CASA program seeking more money, volunteers
To volunteer or make a financial donation to CASA of Rock County, call (608) 305-0187, write to 51 S. Main St., Janesville, WI 53545 or go online to casarockcounty.org.
The next volunteer training a session is Tuesday, May 15. For details, call Connie Olson, CASA volunteer coordinator, at the number shown above.
JANESVILLE The siblings, ages 5 and 8, were physically abused by their parent's significant other.
The 2-year-old boy was found wandering in a busy street while his parent was under the influence of alcohol.
The baby girl was born addicted to heroin.
They are only a few examples among the 29 Rock County children waiting to be matched with Court Appointed Special Advocates of Rock County volunteers.
The volunteers "are the voice for the children who may not otherwise have a voice in the system deciding their lives," said Kim Churchill, local CASA volunteer and program manager.
Along with more volunteers, CASA also needs more money, she said.
Most of CASA's funding comes from grants and the United Way. Federal funding was cut 63 percent in July and is expected drop to zero for the next fiscal year.
CASA's umbrella organization—Family Services of Southern Wisconsin and Northern Illinois, which is headquartered in Beloit—found some alternative funding but is seeking more.
CASA has 30 active volunteers and could handle 15 to 20 more, Churchill said.
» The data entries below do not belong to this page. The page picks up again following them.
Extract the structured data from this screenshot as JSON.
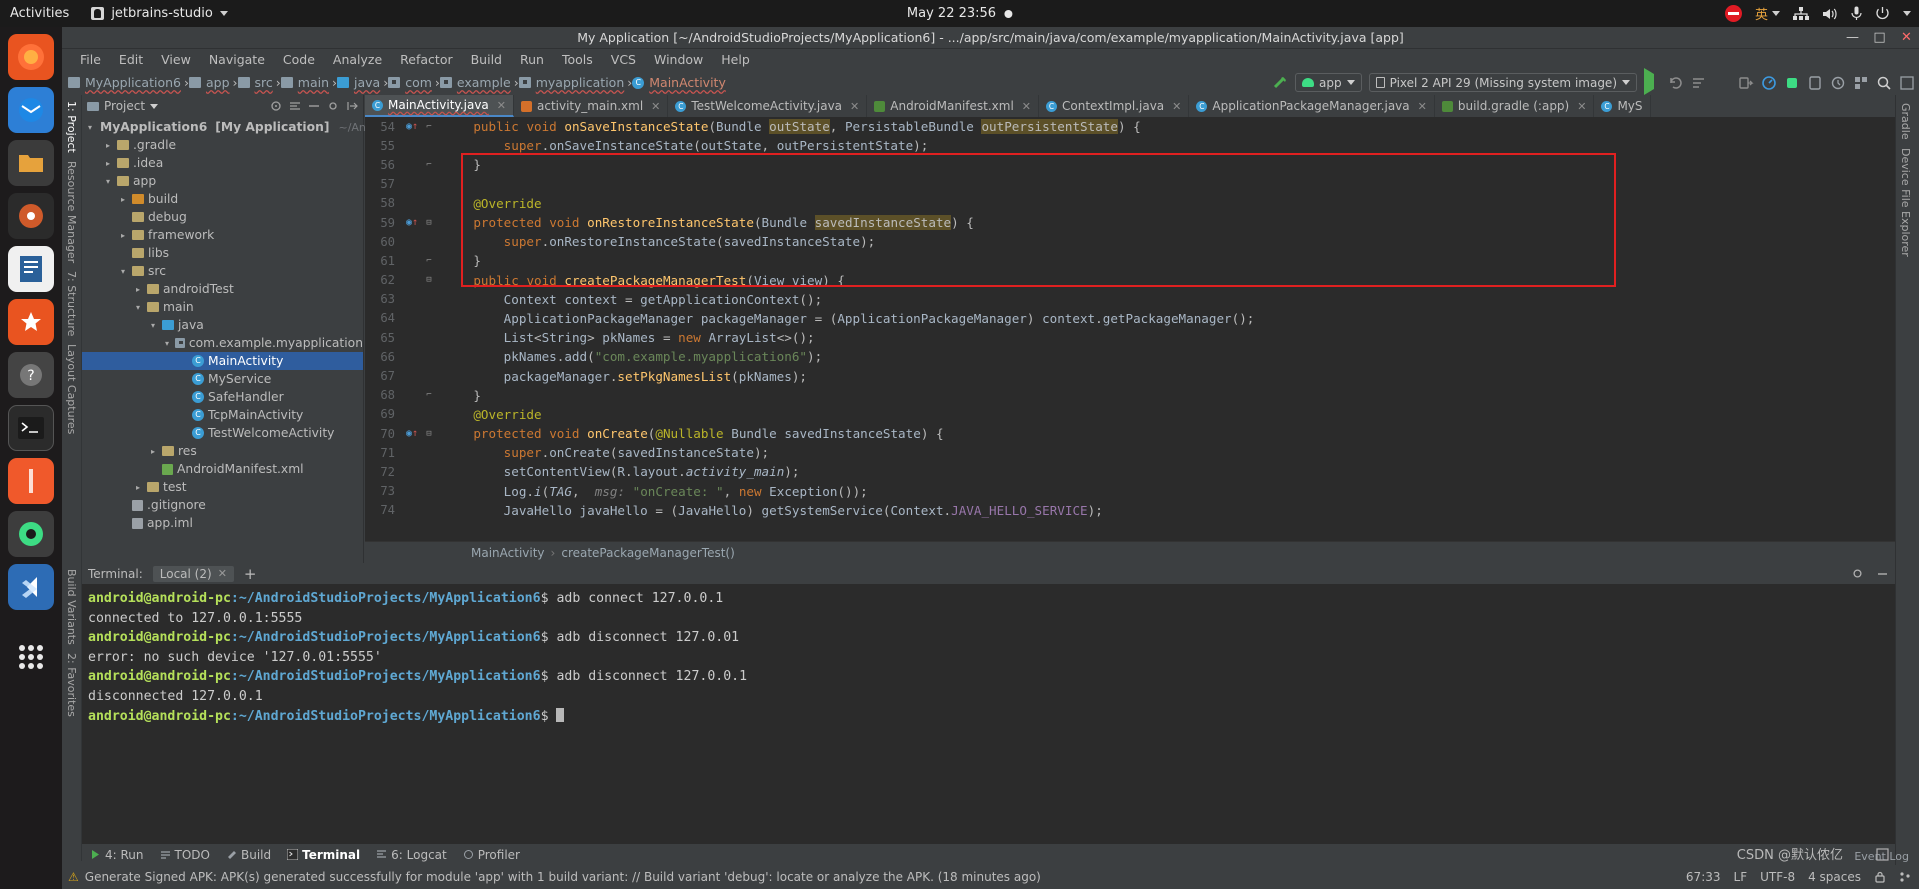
{
  "gnome": {
    "activities": "Activities",
    "app_menu": "jetbrains-studio",
    "clock": "May 22  23:56",
    "ime": "英"
  },
  "window": {
    "title": "My Application [~/AndroidStudioProjects/MyApplication6] - .../app/src/main/java/com/example/myapplication/MainActivity.java [app]",
    "minimize": "—",
    "maximize": "□",
    "close": "✕"
  },
  "menubar": [
    "File",
    "Edit",
    "View",
    "Navigate",
    "Code",
    "Analyze",
    "Refactor",
    "Build",
    "Run",
    "Tools",
    "VCS",
    "Window",
    "Help"
  ],
  "breadcrumb": [
    {
      "label": "MyApplication6",
      "icon": "folder-icon"
    },
    {
      "label": "app",
      "icon": "folder-icon"
    },
    {
      "label": "src",
      "icon": "folder-icon"
    },
    {
      "label": "main",
      "icon": "folder-icon"
    },
    {
      "label": "java",
      "icon": "folder-blue-icon"
    },
    {
      "label": "com",
      "icon": "package-icon"
    },
    {
      "label": "example",
      "icon": "package-icon"
    },
    {
      "label": "myapplication",
      "icon": "package-icon"
    },
    {
      "label": "MainActivity",
      "icon": "class-icon"
    }
  ],
  "toolbar": {
    "run_config": "app",
    "device": "Pixel 2 API 29 (Missing system image)"
  },
  "project_panel": {
    "title": "Project",
    "tree": [
      {
        "label": "MyApplication6",
        "suffix": "[My Application]",
        "path": "~/Andr",
        "depth": 0,
        "arrow": "▾",
        "icon": "project-icon"
      },
      {
        "label": ".gradle",
        "depth": 1,
        "arrow": "▸",
        "icon": "folder-icon"
      },
      {
        "label": ".idea",
        "depth": 1,
        "arrow": "▸",
        "icon": "folder-icon"
      },
      {
        "label": "app",
        "depth": 1,
        "arrow": "▾",
        "icon": "folder-icon"
      },
      {
        "label": "build",
        "depth": 2,
        "arrow": "▸",
        "icon": "folder-orange-icon"
      },
      {
        "label": "debug",
        "depth": 2,
        "arrow": "",
        "icon": "folder-icon"
      },
      {
        "label": "framework",
        "depth": 2,
        "arrow": "▸",
        "icon": "folder-icon"
      },
      {
        "label": "libs",
        "depth": 2,
        "arrow": "",
        "icon": "folder-icon"
      },
      {
        "label": "src",
        "depth": 2,
        "arrow": "▾",
        "icon": "folder-icon"
      },
      {
        "label": "androidTest",
        "depth": 3,
        "arrow": "▸",
        "icon": "folder-icon"
      },
      {
        "label": "main",
        "depth": 3,
        "arrow": "▾",
        "icon": "folder-icon"
      },
      {
        "label": "java",
        "depth": 4,
        "arrow": "▾",
        "icon": "folder-blue-icon"
      },
      {
        "label": "com.example.myapplication",
        "depth": 5,
        "arrow": "▾",
        "icon": "package-icon"
      },
      {
        "label": "MainActivity",
        "depth": 6,
        "arrow": "",
        "icon": "class-icon",
        "selected": true
      },
      {
        "label": "MyService",
        "depth": 6,
        "arrow": "",
        "icon": "class-icon"
      },
      {
        "label": "SafeHandler",
        "depth": 6,
        "arrow": "",
        "icon": "class-icon"
      },
      {
        "label": "TcpMainActivity",
        "depth": 6,
        "arrow": "",
        "icon": "class-icon"
      },
      {
        "label": "TestWelcomeActivity",
        "depth": 6,
        "arrow": "",
        "icon": "class-icon"
      },
      {
        "label": "res",
        "depth": 4,
        "arrow": "▸",
        "icon": "folder-res-icon"
      },
      {
        "label": "AndroidManifest.xml",
        "depth": 4,
        "arrow": "",
        "icon": "manifest-icon"
      },
      {
        "label": "test",
        "depth": 3,
        "arrow": "▸",
        "icon": "folder-icon"
      },
      {
        "label": ".gitignore",
        "depth": 2,
        "arrow": "",
        "icon": "git-icon"
      },
      {
        "label": "app.iml",
        "depth": 2,
        "arrow": "",
        "icon": "iml-icon"
      }
    ]
  },
  "left_stripes": [
    "1: Project",
    "Resource Manager",
    "7: Structure",
    "Layout Captures"
  ],
  "left_bottom_stripes": [
    "Build Variants",
    "2: Favorites"
  ],
  "right_stripes": [
    "Gradle",
    "Device File Explorer"
  ],
  "editor_tabs": [
    {
      "label": "MainActivity.java",
      "icon": "java-class-icon",
      "active": true
    },
    {
      "label": "activity_main.xml",
      "icon": "xml-layout-icon",
      "active": false
    },
    {
      "label": "TestWelcomeActivity.java",
      "icon": "java-class-icon",
      "active": false
    },
    {
      "label": "AndroidManifest.xml",
      "icon": "manifest-icon",
      "active": false
    },
    {
      "label": "ContextImpl.java",
      "icon": "java-class-icon",
      "active": false
    },
    {
      "label": "ApplicationPackageManager.java",
      "icon": "java-class-icon",
      "active": false
    },
    {
      "label": "build.gradle (:app)",
      "icon": "gradle-icon",
      "active": false
    },
    {
      "label": "MyS",
      "icon": "java-class-icon",
      "active": false
    }
  ],
  "code": {
    "first_line": 54,
    "lines": [
      {
        "n": 54,
        "marker": "override",
        "fold": "end",
        "html": "    <span class=\"kw\">public</span> <span class=\"kw\">void</span> <span class=\"fn\">onSaveInstanceState</span>(<span class=\"ty\">Bundle</span> <span class=\"hl\">outState</span>, <span class=\"ty\">PersistableBundle</span> <span class=\"hl\">outPersistentState</span>) {"
      },
      {
        "n": 55,
        "marker": "",
        "fold": "",
        "html": "        <span class=\"kw\">super</span>.<span class=\"id\">onSaveInstanceState</span>(<span class=\"id\">outState</span>, <span class=\"id\">outPersistentState</span>);"
      },
      {
        "n": 56,
        "marker": "",
        "fold": "end",
        "html": "    }"
      },
      {
        "n": 57,
        "marker": "",
        "fold": "",
        "html": ""
      },
      {
        "n": 58,
        "marker": "",
        "fold": "",
        "html": "    <span class=\"an\">@Override</span>"
      },
      {
        "n": 59,
        "marker": "override",
        "fold": "start",
        "html": "    <span class=\"kw\">protected</span> <span class=\"kw\">void</span> <span class=\"fn\">onRestoreInstanceState</span>(<span class=\"ty\">Bundle</span> <span class=\"hl\">savedInstanceState</span>) {"
      },
      {
        "n": 60,
        "marker": "",
        "fold": "",
        "html": "        <span class=\"kw\">super</span>.<span class=\"id\">onRestoreInstanceState</span>(<span class=\"id\">savedInstanceState</span>);"
      },
      {
        "n": 61,
        "marker": "",
        "fold": "end",
        "html": "    }"
      },
      {
        "n": 62,
        "marker": "",
        "fold": "start",
        "html": "    <span class=\"kw\">public</span> <span class=\"kw\">void</span> <span class=\"fn\">createPackageManagerTest</span>(<span class=\"ty\">View</span> <span class=\"id\">view</span>) {"
      },
      {
        "n": 63,
        "marker": "",
        "fold": "",
        "html": "        <span class=\"ty\">Context</span> <span class=\"id\">context</span> = <span class=\"id\">getApplicationContext</span>();"
      },
      {
        "n": 64,
        "marker": "",
        "fold": "",
        "html": "        <span class=\"ty\">ApplicationPackageManager</span> <span class=\"id\">packageManager</span> = (<span class=\"ty\">ApplicationPackageManager</span>) <span class=\"id\">context</span>.<span class=\"id\">getPackageManager</span>();"
      },
      {
        "n": 65,
        "marker": "",
        "fold": "",
        "html": "        <span class=\"ty\">List</span>&lt;<span class=\"ty\">String</span>&gt; <span class=\"id\">pkNames</span> = <span class=\"kw\">new</span> <span class=\"ty\">ArrayList</span>&lt;&gt;();"
      },
      {
        "n": 66,
        "marker": "",
        "fold": "",
        "html": "        <span class=\"id\">pkNames</span>.<span class=\"id\">add</span>(<span class=\"st\">\"com.example.myapplication6\"</span>);"
      },
      {
        "n": 67,
        "marker": "",
        "fold": "",
        "html": "        <span class=\"id\">packageManager</span>.<span class=\"fn\">setPkgNamesList</span>(<span class=\"id\">pkNames</span>);"
      },
      {
        "n": 68,
        "marker": "",
        "fold": "end",
        "html": "    }"
      },
      {
        "n": 69,
        "marker": "",
        "fold": "",
        "html": "    <span class=\"an\">@Override</span>"
      },
      {
        "n": 70,
        "marker": "override",
        "fold": "start",
        "html": "    <span class=\"kw\">protected</span> <span class=\"kw\">void</span> <span class=\"fn\">onCreate</span>(<span class=\"an\">@Nullable</span> <span class=\"ty\">Bundle</span> <span class=\"id\">savedInstanceState</span>) {"
      },
      {
        "n": 71,
        "marker": "",
        "fold": "",
        "html": "        <span class=\"kw\">super</span>.<span class=\"id\">onCreate</span>(<span class=\"id\">savedInstanceState</span>);"
      },
      {
        "n": 72,
        "marker": "",
        "fold": "",
        "html": "        <span class=\"id\">setContentView</span>(<span class=\"ty\">R</span>.<span class=\"id\">layout</span>.<span class=\"ital\">activity_main</span>);"
      },
      {
        "n": 73,
        "marker": "",
        "fold": "",
        "html": "        <span class=\"ty\">Log</span>.<span class=\"ital\">i</span>(<span class=\"ital\">TAG</span>,  <span class=\"mg\">msg:</span> <span class=\"st\">\"onCreate: \"</span>, <span class=\"kw\">new</span> <span class=\"ty\">Exception</span>());"
      },
      {
        "n": 74,
        "marker": "",
        "fold": "",
        "html": "        <span class=\"ty\">JavaHello</span> <span class=\"id\">javaHello</span> = (<span class=\"ty\">JavaHello</span>) <span class=\"id\">getSystemService</span>(<span class=\"ty\">Context</span>.<span class=\"cnst\">JAVA_HELLO_SERVICE</span>);"
      }
    ]
  },
  "editor_breadcrumb": [
    "MainActivity",
    "createPackageManagerTest()"
  ],
  "terminal": {
    "title": "Terminal:",
    "tab": "Local (2)",
    "add": "+",
    "lines": [
      {
        "user": "android@android-pc",
        "path": ":~/AndroidStudioProjects/MyApplication6",
        "prompt": "$ ",
        "cmd": "adb connect 127.0.0.1"
      },
      {
        "plain": "connected to 127.0.0.1:5555"
      },
      {
        "user": "android@android-pc",
        "path": ":~/AndroidStudioProjects/MyApplication6",
        "prompt": "$ ",
        "cmd": "adb disconnect 127.0.01"
      },
      {
        "plain": "error: no such device '127.0.01:5555'"
      },
      {
        "user": "android@android-pc",
        "path": ":~/AndroidStudioProjects/MyApplication6",
        "prompt": "$ ",
        "cmd": "adb disconnect 127.0.0.1"
      },
      {
        "plain": "disconnected 127.0.0.1"
      },
      {
        "user": "android@android-pc",
        "path": ":~/AndroidStudioProjects/MyApplication6",
        "prompt": "$ ",
        "cmd": "",
        "cursor": true
      }
    ]
  },
  "bottom_tabs": [
    {
      "label": "4: Run",
      "icon": "run-icon",
      "selected": false
    },
    {
      "label": "TODO",
      "icon": "todo-icon",
      "selected": false
    },
    {
      "label": "Build",
      "icon": "build-icon",
      "selected": false
    },
    {
      "label": "Terminal",
      "icon": "terminal-icon",
      "selected": true
    },
    {
      "label": "6: Logcat",
      "icon": "logcat-icon",
      "selected": false
    },
    {
      "label": "Profiler",
      "icon": "profiler-icon",
      "selected": false
    }
  ],
  "status": {
    "message": "Generate Signed APK: APK(s) generated successfully for module 'app' with 1 build variant: // Build variant 'debug': locate or analyze the APK. (18 minutes ago)",
    "caret": "67:33",
    "line_sep": "LF",
    "encoding": "UTF-8",
    "indent": "4 spaces",
    "event_log": "Event Log"
  },
  "watermark": "CSDN @默认侬亿",
  "colors": {
    "accent_blue": "#4a88c7",
    "selection": "#2f5d9e",
    "red_box": "#e02020",
    "terminal_green": "#b5e05a",
    "terminal_blue": "#5fa8d3",
    "android_green": "#3ddc84"
  }
}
"But in order to give volunteers the best supervision, we would need to increase our hours as well," Churchill said.
She and volunteer coordinator Connie Olson work part-time.
For now, Rock County Judge Alan Bates has largely stopped assigning new cases to CASA, Churchill said.
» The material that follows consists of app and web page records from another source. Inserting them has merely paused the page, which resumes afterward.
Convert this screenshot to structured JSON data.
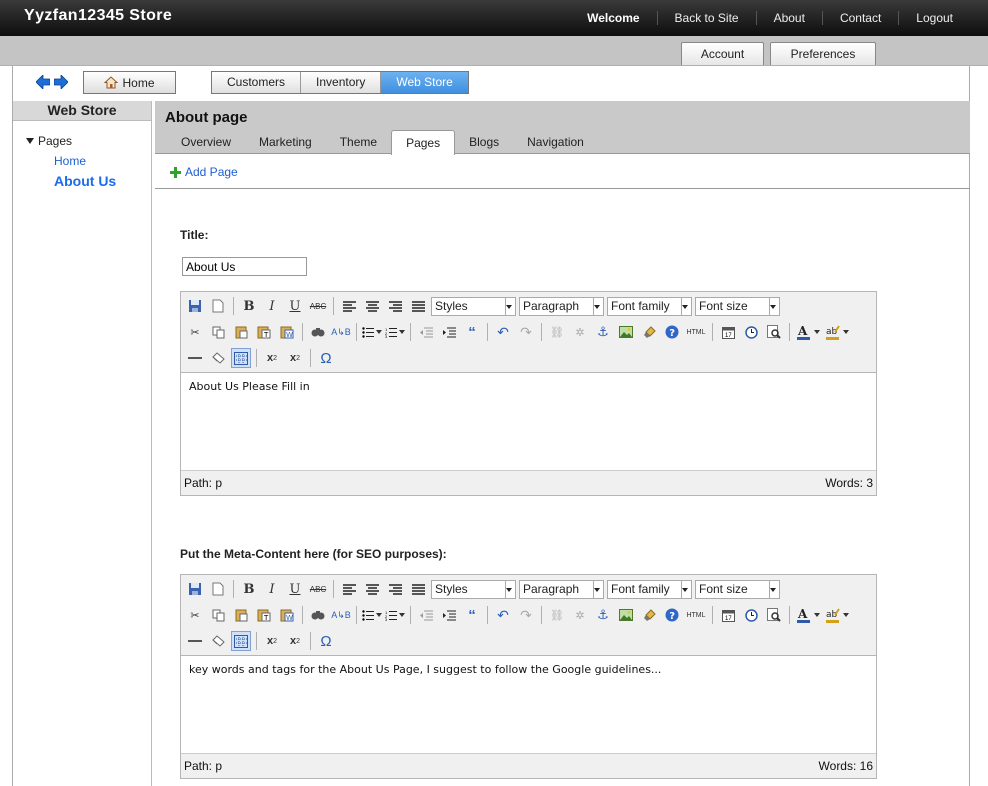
{
  "app": {
    "store_title": "Yyzfan12345 Store"
  },
  "topnav": {
    "welcome": "Welcome",
    "back_to_site": "Back to Site",
    "about": "About",
    "contact": "Contact",
    "logout": "Logout"
  },
  "strip": {
    "account": "Account",
    "preferences": "Preferences"
  },
  "toolbar": {
    "home": "Home",
    "tabs": [
      "Customers",
      "Inventory",
      "Web Store"
    ],
    "active_tab": "Web Store"
  },
  "sidebar": {
    "heading": "Web Store",
    "root": "Pages",
    "items": [
      "Home",
      "About Us"
    ],
    "selected": "About Us"
  },
  "main": {
    "heading": "About page",
    "tabs": [
      "Overview",
      "Marketing",
      "Theme",
      "Pages",
      "Blogs",
      "Navigation"
    ],
    "active_tab": "Pages",
    "add_page": "Add Page"
  },
  "form": {
    "title_label": "Title:",
    "title_value": "About Us",
    "meta_label": "Put the Meta-Content here (for SEO purposes):"
  },
  "editor_toolbar": {
    "styles": "Styles",
    "format": "Paragraph",
    "font_family": "Font family",
    "font_size": "Font size",
    "bold": "B",
    "italic": "I",
    "underline": "U",
    "strike": "ABC",
    "html": "HTML",
    "omega": "Ω"
  },
  "editors": [
    {
      "content": "About Us Please Fill in",
      "path": "Path: p",
      "words": "Words: 3"
    },
    {
      "content": "key words and tags for the About Us Page, I suggest to follow the Google guidelines...",
      "path": "Path: p",
      "words": "Words: 16"
    }
  ],
  "colors": {
    "active_tab": "#4a9ae6",
    "link": "#1d5fd6",
    "topbar": "#1a1a1a"
  }
}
CASA volunteers advocate for the safety, health and emotional and physical development of children. Volunteers serve one child or family group at a time, and many CASA cases extend beyond one year, Churchill said.
"We do have 30 hours of initial training, ask for a one-year commitment, and on average the volunteer will spend 15 hours a week on their case. It's intensive, and you become pretty attached to the kids you serve. It takes a special type of person to do it,'' she said.
Churchill wants people to know CASA and its volunteers can make a difference by making a child's hopes and wishes known to the judge.
"We try to look at what would be in the best interest of the child and come up with a more creative solution to be able to reach the goal of the child," she said.
Unlike social workers with extensive caseloads, CASA volunteers have only one child or sibling group to focus on, Churchill said.
"The majority of people in these children's lives are paid to be there, where our volunteers are there by choice to be the voice for them in a governmental—courts and social services—system."